You may have read that from 1 October the price cap will mean average energy bills will increase by 27% from £1,971 a year to £2,500.
But it isn't as simple as that.
The price of gas and electricity is determined by global wholesale prices, which shot up after supplies from Russia were cut as a response to the war in Ukraine - and after energy consumption increased again after COVID.
How much these wholesale energy prices are passed on to customers is controlled by the UK regulator Ofgem in the form of a price cap four times a year.
This price cap limits the cost households pay per unit of energy (kilowatt hours) they use.
Average annual bills had been touted to go up to £3,549 in line with wholesale prices, but Prime Minister Liz Truss's "energy price guarantee" has reduced the original price cap announced on 26 August.
It means that from 1 October, instead of paying a maximum of 28p per kWh for electricity - people will now pay 34p.
And instead of paying a maximum of 7p per kWh for gas - they will now pay 10.3p.
Standing charges, which are the cost of connecting to the National Grid, are also going up with the price cap, but not by very much.
From now they will increase from 45p a day to 46p a day for electricity and 27p to 28p for gas.
The price cap only covers domestic households in England, Wales and Scotland. The same level of support will be applied to the market in Northern Ireland.
Traditionally businesses are not covered by the price cap, but as part of a separate "energy bill relief" scheme, the government is providing additional support for firms.
You will be included in the price cap if you are a dual-fuel customer (use the same company for electricity and gas) on a standard variable tariff, who pays by direct debit, credit, or prepaid meter.
Standard variable tariffs mean your energy company can change the price per unit at any time - in line with global wholesale prices - but is limited by the price cap.
Fixed tariffs are agreed upon annually and mean the price per unit will not change for that year.
These are not included in the price cap, but the government says its energy price guarantee will mean a discount of 17p per kWh for electricity and 4.2p per kWh for gas.
They say this will bring fixed rates down to similar levels as the energy price cap.
If you are locked into an expensive fixed tariff, you can take a meter reading before 1 October to ensure your energy company honours the price guarantee discount.
The government estimates that the new price cap will result in average annual energy bills increasing from £1,971 to £2,500.
But that does not mean people won't be charged more than £2,500 a year for their energy - it is just an estimate for a typical household.
According to Ofgem, a typical household in Britain has 2.4 people living in it - who use 242 kWh of electricity and 1,000 kWh of gas a month.
But all households are different - and their energy usage will depend on how many people live there, what time of day they use the most energy, and how energy efficient their home is.

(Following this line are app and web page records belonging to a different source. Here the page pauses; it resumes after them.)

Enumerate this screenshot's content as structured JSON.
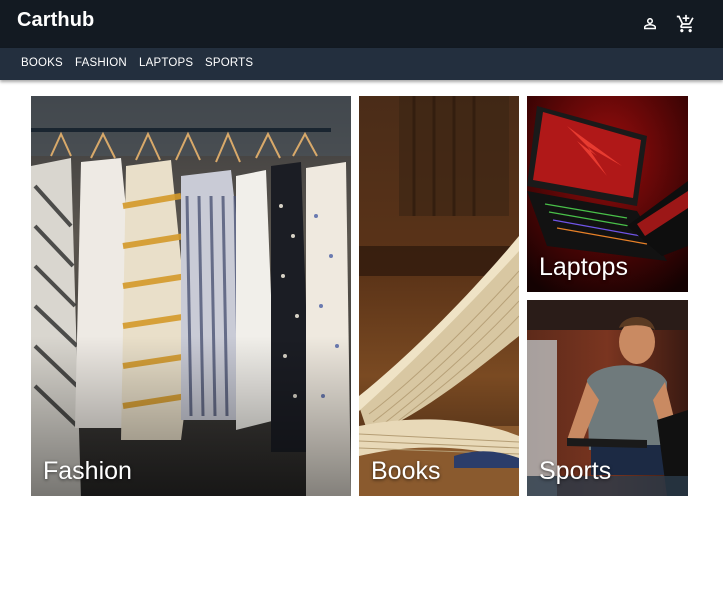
{
  "header": {
    "brand": "Carthub",
    "account_icon": "person-outline-icon",
    "cart_icon": "add-shopping-cart-icon"
  },
  "nav": {
    "items": [
      {
        "label": "BOOKS"
      },
      {
        "label": "FASHION"
      },
      {
        "label": "LAPTOPS"
      },
      {
        "label": "SPORTS"
      }
    ]
  },
  "categories": {
    "fashion": {
      "label": "Fashion",
      "image": "clothes-on-rack-photo"
    },
    "books": {
      "label": "Books",
      "image": "open-book-photo"
    },
    "laptops": {
      "label": "Laptops",
      "image": "gaming-laptop-photo"
    },
    "sports": {
      "label": "Sports",
      "image": "man-on-exercise-bike-photo"
    }
  },
  "colors": {
    "topbar": "#131a22",
    "subnav": "#232f3e",
    "text": "#ffffff"
  }
}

For example, the government estimates that if you live in a purpose-built flat your average bill will be £1,750.
If you live in a mid-terraced house it will be around £2,350.
Those who live in semi-detached houses will pay around £2,650 a year.
And detached properties will pay roughly £3,300 annually.
Before Liz Truss was appointed prime minister, former Chancellor Rishi Sunak announced all households would receive a £400 discount on their energy bills between October 2022 and March 2023.
From 1 October people will start to receive a £66 discount for October, another for November, and £67 for December, January, February and March.
Some energy companies are directly applying these to bills, while others will credit the amount to customers' bank accounts.
Eight million households in receipt of certain benefits will also get £650 to help with their bills.
Pensioners will receive £300 and some people on special disability benefits will get £150.
People on low incomes and pensioners on pension guarantee credit will get £140 off through the Warm Home Discount.
Vulnerable families can also apply for extra help via their local council and their Household Support Fund.
The government's energy bill relief scheme for England, Scotland and Wales will mean help with firms' energy bills for six months from 1 October. A parallel scheme is operating in Northern Ireland.
Wholesale prices businesses pay for electricity will be capped at 21.1p per kWh for electricity and 7.5p per kWh for gas.
This will be applied automatically to companies using variable tariffs.
For those on fixed price contracts, the same discounts will be applied if the agreement started after 1 April 2022.
The savings will appear on bills in November and will be backdated to October.
A review will be published at the end of the year which will help identify "vulnerable" businesses that need support beyond March 2023.